=== REQUIRED ACTION ===
Here is a block of records. Copy every line in it that includes "cnvrg".

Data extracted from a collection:
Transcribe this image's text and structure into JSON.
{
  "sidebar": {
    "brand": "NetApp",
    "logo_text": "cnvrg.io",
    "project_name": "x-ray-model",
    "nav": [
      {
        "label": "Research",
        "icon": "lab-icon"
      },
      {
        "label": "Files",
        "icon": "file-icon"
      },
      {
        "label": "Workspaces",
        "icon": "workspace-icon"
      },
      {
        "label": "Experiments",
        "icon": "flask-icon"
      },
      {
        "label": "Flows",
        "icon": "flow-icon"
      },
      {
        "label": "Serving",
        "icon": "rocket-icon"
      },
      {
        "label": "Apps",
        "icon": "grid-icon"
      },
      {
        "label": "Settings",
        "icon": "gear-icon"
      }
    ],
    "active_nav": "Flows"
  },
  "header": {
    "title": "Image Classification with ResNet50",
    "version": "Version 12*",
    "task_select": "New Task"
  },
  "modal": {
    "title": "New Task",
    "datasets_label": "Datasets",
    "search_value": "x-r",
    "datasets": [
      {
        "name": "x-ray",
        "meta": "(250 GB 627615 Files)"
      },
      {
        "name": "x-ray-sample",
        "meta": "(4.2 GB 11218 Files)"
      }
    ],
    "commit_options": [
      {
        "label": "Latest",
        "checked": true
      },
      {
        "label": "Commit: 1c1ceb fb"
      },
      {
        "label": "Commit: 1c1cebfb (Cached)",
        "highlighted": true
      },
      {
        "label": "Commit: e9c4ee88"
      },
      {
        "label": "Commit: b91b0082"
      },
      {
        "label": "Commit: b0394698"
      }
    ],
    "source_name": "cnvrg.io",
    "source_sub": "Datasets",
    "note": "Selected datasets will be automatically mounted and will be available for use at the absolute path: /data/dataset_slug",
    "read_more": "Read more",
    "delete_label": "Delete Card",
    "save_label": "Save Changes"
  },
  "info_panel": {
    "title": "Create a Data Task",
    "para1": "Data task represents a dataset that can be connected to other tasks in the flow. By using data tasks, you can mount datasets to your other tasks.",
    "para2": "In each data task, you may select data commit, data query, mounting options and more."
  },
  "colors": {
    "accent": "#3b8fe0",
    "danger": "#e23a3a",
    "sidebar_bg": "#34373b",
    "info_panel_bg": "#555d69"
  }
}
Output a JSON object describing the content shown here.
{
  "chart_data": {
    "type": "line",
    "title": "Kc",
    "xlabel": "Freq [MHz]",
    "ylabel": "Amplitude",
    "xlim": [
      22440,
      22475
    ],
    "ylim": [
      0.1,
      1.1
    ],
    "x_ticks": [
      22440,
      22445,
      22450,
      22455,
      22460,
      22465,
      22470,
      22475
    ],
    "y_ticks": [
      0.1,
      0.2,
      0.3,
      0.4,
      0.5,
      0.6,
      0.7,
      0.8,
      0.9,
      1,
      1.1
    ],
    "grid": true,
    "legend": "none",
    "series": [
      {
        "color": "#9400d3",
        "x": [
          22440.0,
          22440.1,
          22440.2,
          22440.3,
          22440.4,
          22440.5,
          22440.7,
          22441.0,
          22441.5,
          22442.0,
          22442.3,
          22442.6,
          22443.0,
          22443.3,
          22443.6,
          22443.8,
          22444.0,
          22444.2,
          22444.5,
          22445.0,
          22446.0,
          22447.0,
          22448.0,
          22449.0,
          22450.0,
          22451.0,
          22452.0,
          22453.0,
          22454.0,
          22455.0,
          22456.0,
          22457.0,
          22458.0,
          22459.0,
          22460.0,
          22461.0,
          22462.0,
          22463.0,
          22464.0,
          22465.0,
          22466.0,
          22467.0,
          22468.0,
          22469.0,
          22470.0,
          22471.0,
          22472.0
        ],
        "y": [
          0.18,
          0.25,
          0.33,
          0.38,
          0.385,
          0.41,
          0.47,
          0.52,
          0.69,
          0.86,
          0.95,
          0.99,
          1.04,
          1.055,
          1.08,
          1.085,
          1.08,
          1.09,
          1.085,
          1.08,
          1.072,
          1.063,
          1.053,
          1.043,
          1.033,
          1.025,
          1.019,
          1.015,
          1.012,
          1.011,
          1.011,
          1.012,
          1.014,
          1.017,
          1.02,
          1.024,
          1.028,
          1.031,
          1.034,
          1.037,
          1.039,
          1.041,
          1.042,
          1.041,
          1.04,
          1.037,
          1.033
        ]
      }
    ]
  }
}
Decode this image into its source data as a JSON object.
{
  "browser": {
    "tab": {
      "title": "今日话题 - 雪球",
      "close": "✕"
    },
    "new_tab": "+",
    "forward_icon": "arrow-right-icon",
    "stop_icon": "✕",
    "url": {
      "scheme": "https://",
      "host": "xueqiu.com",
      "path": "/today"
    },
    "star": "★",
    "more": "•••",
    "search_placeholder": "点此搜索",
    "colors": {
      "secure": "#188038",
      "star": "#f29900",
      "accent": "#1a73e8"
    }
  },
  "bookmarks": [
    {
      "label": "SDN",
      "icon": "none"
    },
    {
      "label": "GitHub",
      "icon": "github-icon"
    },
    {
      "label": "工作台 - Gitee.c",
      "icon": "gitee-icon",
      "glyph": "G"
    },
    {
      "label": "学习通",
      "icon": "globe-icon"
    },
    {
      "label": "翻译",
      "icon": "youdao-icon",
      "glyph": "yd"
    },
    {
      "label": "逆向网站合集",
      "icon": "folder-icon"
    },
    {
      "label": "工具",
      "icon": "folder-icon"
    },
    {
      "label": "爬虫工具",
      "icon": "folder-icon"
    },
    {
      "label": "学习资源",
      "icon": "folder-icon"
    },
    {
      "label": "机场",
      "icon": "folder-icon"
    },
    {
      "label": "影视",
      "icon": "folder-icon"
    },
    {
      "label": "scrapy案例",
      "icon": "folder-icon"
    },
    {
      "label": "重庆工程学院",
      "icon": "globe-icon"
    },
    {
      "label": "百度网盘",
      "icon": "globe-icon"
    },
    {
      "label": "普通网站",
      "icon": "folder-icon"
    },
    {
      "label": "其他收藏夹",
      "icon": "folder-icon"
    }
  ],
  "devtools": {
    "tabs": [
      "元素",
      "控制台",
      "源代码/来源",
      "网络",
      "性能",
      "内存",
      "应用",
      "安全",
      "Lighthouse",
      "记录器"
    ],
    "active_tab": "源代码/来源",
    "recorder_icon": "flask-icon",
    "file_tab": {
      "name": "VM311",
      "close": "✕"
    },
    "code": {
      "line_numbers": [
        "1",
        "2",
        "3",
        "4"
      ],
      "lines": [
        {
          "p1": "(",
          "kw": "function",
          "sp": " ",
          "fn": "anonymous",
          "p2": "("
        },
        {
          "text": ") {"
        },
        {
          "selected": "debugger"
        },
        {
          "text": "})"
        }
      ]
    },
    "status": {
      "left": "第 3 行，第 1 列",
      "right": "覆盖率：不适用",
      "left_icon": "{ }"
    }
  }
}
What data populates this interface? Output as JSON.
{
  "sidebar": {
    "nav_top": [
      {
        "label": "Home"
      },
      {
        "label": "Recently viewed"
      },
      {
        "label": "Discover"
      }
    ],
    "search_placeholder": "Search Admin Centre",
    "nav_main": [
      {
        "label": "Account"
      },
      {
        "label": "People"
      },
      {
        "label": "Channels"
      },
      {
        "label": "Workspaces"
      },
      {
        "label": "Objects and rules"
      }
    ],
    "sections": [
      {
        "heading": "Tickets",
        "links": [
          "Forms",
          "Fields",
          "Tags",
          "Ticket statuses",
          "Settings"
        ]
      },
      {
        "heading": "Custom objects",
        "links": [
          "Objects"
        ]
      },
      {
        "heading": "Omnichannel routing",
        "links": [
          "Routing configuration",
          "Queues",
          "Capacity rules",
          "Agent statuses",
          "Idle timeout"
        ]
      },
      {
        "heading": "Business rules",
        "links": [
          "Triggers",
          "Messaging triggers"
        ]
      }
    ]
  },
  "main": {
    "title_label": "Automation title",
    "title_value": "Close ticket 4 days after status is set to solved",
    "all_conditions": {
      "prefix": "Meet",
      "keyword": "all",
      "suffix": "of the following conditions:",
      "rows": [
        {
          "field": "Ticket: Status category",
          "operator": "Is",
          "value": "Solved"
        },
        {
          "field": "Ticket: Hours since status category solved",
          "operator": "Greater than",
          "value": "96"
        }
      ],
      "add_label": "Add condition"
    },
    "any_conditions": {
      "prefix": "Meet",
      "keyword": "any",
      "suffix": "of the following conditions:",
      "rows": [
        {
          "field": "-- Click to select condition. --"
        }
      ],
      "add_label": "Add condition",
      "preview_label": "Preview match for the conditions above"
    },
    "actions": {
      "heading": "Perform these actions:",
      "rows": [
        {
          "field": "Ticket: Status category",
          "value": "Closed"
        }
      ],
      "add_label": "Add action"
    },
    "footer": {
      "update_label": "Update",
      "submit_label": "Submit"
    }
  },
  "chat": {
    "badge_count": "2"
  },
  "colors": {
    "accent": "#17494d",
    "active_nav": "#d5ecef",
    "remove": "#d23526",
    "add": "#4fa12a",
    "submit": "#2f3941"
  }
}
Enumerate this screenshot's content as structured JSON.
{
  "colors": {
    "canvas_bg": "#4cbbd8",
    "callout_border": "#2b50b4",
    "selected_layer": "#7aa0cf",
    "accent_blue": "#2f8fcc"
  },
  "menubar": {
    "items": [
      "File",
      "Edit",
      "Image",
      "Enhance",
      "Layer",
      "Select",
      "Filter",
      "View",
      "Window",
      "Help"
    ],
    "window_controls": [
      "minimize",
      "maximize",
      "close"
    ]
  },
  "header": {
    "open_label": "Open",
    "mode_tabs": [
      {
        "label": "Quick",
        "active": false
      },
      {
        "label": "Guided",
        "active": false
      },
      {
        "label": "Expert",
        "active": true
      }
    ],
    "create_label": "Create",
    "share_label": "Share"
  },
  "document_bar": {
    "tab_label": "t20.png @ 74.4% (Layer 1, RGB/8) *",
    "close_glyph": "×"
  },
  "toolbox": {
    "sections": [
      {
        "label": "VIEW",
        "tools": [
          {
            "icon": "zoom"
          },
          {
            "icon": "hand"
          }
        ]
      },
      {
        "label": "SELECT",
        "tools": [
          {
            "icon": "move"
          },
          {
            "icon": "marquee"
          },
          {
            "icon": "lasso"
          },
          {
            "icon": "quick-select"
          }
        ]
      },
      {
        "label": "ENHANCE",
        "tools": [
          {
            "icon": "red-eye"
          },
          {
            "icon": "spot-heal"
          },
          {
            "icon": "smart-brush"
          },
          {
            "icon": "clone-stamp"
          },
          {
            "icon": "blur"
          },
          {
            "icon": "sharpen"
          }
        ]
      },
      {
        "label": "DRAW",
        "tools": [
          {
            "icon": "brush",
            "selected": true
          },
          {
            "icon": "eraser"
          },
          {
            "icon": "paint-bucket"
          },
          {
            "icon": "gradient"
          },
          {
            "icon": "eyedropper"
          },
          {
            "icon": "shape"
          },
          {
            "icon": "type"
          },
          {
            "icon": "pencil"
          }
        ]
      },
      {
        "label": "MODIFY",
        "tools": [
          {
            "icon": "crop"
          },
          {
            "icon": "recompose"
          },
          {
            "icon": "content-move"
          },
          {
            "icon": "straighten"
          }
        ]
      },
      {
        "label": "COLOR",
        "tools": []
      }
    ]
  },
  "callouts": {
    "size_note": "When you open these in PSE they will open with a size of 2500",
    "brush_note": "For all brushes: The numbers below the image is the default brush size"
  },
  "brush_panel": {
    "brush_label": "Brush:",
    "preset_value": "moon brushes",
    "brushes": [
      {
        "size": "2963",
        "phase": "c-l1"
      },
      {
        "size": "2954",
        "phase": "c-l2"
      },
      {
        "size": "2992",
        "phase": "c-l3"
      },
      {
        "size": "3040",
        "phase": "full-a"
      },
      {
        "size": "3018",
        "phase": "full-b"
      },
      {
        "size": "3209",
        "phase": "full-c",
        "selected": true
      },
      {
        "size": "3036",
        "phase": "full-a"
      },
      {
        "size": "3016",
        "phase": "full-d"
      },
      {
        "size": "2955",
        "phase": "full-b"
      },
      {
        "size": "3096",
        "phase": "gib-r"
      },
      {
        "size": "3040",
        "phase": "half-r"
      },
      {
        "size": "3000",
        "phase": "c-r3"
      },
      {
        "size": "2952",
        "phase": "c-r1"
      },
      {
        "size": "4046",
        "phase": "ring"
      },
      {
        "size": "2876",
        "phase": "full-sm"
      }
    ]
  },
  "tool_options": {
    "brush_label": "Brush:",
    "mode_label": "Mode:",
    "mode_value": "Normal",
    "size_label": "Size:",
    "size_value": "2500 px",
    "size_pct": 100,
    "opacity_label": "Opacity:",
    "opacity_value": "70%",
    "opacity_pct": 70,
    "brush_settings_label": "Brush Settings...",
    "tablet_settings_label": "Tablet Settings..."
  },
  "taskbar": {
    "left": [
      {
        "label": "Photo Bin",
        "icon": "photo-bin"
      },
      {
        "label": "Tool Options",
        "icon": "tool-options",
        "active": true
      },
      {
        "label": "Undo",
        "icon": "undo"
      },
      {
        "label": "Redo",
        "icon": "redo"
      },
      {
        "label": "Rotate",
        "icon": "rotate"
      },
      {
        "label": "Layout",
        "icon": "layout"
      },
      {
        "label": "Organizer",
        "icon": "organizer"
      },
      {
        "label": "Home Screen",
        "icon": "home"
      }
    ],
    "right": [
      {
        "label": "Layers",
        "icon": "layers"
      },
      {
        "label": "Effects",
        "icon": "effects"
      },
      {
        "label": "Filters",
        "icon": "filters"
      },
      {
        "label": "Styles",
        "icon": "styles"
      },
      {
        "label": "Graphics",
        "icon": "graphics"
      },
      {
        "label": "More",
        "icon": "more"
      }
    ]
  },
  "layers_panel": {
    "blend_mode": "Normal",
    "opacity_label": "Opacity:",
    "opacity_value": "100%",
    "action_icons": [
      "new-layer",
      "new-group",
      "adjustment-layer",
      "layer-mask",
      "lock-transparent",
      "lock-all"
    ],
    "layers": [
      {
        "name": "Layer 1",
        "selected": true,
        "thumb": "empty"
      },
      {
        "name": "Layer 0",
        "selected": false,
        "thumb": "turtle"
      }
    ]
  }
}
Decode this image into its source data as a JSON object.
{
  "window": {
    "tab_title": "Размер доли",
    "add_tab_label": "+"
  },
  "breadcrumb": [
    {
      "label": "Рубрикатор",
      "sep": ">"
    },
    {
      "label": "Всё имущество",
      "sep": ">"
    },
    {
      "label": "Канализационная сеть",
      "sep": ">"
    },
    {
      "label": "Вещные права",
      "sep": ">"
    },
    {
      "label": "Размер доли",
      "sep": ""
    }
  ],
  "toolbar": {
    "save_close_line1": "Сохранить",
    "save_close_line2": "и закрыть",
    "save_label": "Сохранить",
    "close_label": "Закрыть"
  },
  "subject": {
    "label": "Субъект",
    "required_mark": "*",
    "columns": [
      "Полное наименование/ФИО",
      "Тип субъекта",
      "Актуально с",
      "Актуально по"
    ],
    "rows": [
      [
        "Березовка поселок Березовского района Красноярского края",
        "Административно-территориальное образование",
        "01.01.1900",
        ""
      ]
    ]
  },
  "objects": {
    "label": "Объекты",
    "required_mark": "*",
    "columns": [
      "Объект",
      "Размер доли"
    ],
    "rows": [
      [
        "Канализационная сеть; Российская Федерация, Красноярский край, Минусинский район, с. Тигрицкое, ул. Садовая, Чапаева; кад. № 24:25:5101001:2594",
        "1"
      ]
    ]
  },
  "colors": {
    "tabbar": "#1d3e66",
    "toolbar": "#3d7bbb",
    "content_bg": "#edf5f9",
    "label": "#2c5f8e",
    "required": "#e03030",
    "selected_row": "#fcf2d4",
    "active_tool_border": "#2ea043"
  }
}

=== TASK RESPONSE ===
    "logo_text": "cnvrg.io",
    "source_name": "cnvrg.io",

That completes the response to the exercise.